What to do:
Go through the data below and gather each line containing "helper".
--- Exercise material ---
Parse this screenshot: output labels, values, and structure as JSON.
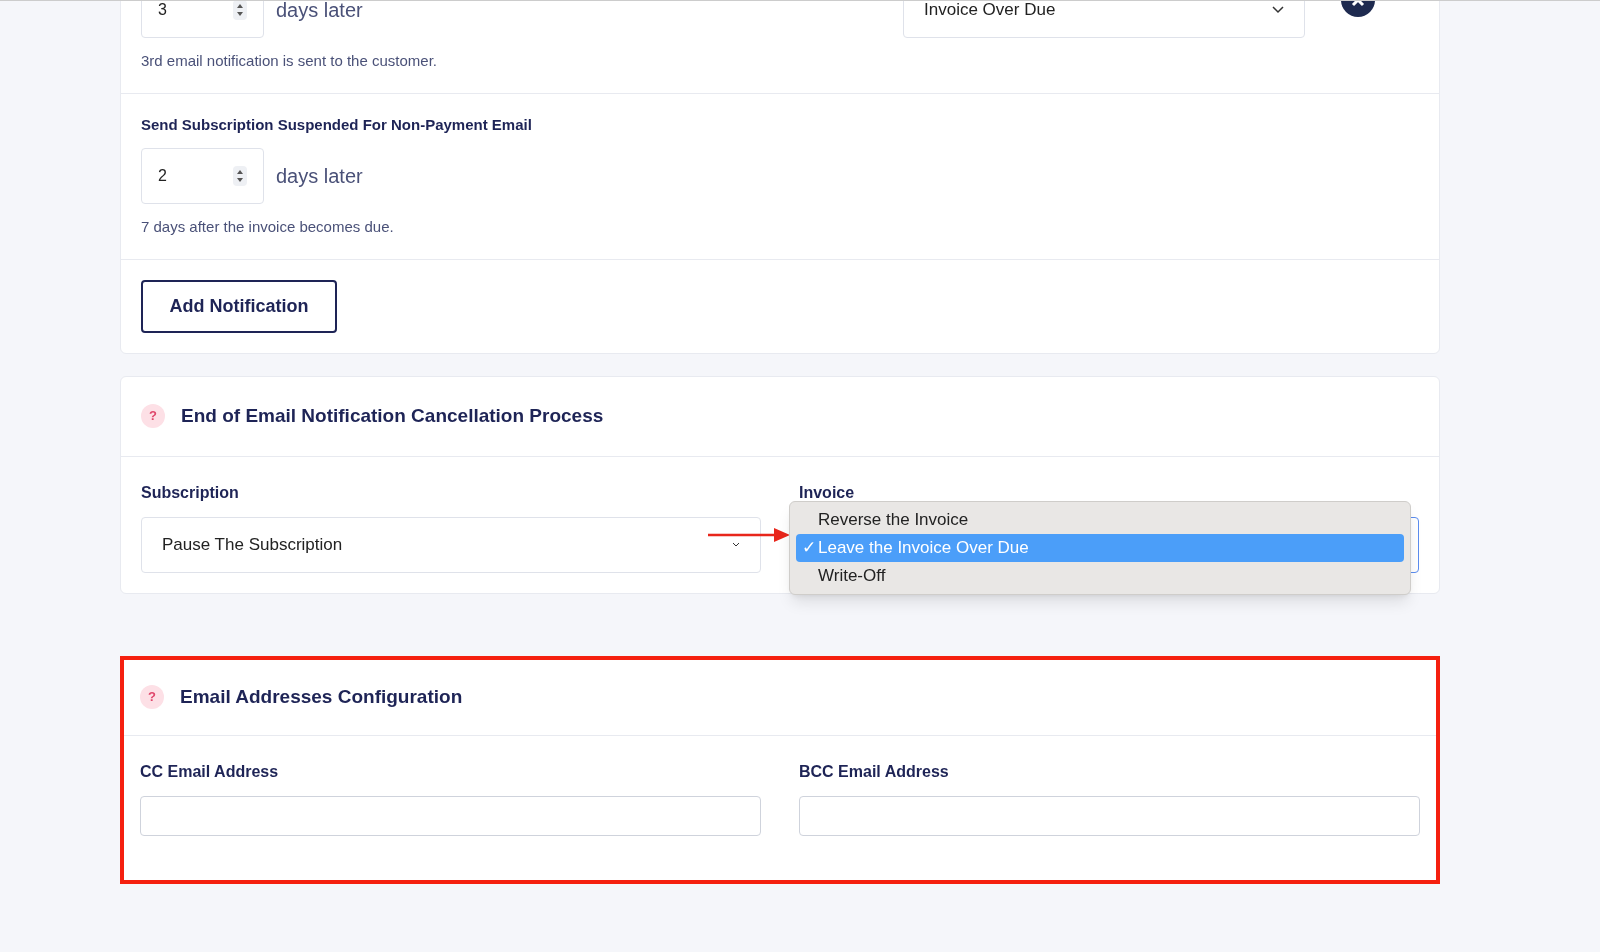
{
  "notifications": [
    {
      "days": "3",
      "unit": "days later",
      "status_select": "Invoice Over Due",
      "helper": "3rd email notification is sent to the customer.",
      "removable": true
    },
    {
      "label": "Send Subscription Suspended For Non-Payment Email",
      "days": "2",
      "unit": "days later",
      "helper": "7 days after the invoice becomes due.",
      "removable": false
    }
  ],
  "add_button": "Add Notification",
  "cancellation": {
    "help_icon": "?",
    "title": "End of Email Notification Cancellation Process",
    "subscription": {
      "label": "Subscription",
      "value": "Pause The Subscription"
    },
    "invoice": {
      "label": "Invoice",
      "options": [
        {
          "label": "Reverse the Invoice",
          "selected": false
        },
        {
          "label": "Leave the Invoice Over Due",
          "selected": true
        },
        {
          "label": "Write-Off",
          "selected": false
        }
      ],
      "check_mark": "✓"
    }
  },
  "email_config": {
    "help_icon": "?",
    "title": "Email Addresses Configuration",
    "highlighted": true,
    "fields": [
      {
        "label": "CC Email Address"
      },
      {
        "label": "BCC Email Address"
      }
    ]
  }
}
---
Answer space:
      "helper": "3rd email notification is sent to the customer.",
      "helper": "7 days after the invoice becomes due.",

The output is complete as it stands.